(Stored entries)
————

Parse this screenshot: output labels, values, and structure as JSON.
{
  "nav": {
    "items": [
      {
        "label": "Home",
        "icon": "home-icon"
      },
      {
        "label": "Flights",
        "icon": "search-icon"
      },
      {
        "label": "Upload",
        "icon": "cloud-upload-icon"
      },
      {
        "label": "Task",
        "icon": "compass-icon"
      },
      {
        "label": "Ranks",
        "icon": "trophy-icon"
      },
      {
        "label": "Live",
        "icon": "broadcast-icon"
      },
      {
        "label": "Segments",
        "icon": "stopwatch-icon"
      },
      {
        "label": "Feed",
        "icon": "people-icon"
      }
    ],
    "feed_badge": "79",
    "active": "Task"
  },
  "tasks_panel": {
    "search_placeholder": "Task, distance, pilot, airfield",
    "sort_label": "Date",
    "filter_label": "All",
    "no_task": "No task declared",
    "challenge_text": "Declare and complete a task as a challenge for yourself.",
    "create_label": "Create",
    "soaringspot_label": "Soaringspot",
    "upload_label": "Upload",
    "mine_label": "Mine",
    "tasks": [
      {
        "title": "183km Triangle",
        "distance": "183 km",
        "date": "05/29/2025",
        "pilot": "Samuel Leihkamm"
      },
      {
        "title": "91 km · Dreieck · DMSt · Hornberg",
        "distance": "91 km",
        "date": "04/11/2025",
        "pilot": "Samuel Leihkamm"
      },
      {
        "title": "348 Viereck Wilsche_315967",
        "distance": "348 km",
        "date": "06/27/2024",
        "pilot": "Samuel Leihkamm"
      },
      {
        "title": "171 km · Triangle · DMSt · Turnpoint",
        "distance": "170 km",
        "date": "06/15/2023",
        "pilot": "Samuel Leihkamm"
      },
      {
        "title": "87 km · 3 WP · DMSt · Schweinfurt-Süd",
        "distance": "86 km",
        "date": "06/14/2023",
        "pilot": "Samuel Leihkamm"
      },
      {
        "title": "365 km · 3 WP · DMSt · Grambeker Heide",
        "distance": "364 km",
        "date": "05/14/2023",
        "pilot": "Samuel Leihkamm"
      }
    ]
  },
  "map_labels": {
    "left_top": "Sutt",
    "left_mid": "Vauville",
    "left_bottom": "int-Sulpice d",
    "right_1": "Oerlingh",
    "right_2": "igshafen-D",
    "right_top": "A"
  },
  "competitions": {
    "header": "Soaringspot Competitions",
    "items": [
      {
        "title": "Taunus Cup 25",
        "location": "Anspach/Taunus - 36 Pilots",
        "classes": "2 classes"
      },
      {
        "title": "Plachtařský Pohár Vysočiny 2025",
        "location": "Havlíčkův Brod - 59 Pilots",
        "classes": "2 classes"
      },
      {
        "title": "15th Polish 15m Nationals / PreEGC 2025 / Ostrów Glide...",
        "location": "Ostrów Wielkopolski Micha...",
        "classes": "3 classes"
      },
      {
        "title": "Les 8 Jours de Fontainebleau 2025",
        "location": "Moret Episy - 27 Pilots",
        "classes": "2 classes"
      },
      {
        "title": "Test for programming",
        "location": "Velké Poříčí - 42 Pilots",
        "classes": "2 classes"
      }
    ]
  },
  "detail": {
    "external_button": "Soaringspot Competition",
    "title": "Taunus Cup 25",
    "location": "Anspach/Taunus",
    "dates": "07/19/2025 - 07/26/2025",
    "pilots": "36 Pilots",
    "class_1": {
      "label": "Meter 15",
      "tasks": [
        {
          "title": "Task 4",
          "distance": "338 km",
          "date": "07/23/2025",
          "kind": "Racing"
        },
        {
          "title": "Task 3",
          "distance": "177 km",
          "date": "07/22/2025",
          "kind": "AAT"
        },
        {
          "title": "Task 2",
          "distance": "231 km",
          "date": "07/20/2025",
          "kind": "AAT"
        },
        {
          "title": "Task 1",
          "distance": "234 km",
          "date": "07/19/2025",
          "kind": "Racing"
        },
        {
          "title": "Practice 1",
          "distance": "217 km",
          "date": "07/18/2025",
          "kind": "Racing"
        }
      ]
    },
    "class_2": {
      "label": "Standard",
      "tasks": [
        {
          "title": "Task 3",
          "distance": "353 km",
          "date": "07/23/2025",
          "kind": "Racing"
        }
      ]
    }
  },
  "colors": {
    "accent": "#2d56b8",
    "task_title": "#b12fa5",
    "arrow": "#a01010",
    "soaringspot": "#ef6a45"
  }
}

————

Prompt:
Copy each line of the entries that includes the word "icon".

Written solution:
        "icon": "home-icon"
        "icon": "search-icon"
        "icon": "cloud-upload-icon"
        "icon": "compass-icon"
        "icon": "trophy-icon"
        "icon": "broadcast-icon"
        "icon": "stopwatch-icon"
        "icon": "people-icon"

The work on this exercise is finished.